[Dataset rows describing interfaces]
Segment Open
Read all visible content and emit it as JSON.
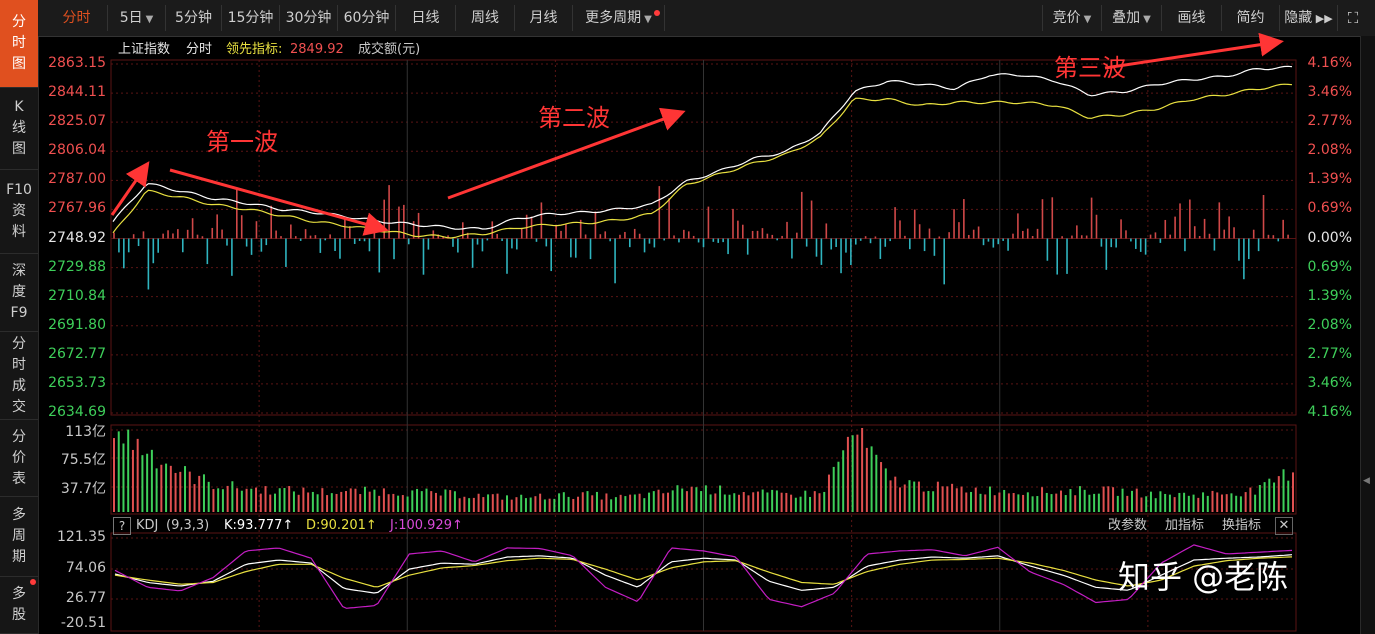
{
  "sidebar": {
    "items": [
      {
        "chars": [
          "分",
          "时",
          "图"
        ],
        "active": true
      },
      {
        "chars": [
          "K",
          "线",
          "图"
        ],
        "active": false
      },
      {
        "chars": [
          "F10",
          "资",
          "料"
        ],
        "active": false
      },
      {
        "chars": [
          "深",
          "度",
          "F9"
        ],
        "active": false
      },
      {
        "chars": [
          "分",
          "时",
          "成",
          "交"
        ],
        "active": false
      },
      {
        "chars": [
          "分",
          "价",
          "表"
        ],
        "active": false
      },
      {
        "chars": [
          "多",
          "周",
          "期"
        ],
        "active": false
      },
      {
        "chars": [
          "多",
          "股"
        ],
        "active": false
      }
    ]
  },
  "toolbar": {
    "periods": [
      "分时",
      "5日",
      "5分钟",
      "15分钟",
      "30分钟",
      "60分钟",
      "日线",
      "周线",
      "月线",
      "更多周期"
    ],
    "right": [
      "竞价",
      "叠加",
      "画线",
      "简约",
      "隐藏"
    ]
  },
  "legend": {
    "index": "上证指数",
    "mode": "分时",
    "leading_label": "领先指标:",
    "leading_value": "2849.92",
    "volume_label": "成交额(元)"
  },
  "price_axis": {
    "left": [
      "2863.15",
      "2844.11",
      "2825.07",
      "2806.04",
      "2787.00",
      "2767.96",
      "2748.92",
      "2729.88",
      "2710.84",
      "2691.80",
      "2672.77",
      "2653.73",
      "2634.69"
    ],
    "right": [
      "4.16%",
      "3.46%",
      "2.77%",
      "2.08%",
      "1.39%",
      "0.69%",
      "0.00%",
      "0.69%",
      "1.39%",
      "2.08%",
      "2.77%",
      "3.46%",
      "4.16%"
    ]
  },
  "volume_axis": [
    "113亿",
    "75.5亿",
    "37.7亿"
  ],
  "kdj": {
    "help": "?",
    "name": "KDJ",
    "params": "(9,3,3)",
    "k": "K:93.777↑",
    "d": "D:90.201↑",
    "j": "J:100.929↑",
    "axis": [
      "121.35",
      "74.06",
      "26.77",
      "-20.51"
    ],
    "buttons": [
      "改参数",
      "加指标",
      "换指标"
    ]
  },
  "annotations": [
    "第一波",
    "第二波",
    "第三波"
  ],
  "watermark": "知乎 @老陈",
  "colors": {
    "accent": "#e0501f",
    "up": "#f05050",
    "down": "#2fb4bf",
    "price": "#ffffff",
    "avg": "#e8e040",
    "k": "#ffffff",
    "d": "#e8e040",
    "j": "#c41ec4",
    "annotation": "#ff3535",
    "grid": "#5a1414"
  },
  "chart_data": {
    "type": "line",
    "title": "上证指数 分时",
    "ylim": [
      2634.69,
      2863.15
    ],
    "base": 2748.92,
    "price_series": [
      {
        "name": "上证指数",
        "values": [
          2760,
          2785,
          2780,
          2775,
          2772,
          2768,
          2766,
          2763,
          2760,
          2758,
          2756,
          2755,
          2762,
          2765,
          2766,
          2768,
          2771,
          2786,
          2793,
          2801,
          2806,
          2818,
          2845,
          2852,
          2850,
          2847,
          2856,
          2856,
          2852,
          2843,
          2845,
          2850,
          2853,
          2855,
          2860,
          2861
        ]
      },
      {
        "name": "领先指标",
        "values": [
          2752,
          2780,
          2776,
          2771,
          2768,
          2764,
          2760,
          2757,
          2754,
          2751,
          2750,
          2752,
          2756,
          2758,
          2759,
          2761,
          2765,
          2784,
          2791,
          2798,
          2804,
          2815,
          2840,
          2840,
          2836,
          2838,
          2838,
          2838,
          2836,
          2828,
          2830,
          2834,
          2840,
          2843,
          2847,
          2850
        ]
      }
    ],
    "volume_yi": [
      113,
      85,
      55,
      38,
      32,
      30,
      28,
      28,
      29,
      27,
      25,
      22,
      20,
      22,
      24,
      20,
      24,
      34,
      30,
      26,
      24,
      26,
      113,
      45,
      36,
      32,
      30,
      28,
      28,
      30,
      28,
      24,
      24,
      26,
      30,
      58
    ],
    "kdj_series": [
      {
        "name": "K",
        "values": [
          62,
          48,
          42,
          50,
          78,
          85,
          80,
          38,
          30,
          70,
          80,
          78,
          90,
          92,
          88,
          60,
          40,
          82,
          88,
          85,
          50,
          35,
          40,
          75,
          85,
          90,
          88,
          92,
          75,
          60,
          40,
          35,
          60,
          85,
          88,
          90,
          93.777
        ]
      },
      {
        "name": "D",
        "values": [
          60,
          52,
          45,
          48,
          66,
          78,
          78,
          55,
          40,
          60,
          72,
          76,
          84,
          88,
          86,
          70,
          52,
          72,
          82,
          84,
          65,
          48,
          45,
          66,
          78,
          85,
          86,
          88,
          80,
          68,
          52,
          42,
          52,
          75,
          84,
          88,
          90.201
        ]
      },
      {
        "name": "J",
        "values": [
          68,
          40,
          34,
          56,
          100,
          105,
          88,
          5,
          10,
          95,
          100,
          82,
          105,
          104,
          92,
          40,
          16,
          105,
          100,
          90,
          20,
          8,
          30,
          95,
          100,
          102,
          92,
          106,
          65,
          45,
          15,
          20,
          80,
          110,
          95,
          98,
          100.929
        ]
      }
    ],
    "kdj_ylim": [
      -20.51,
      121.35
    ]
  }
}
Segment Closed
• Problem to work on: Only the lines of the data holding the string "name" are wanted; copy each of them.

• Exercise answer:
    "name": "KDJ",
        "name": "上证指数",
        "name": "领先指标",
        "name": "K",
        "name": "D",
        "name": "J",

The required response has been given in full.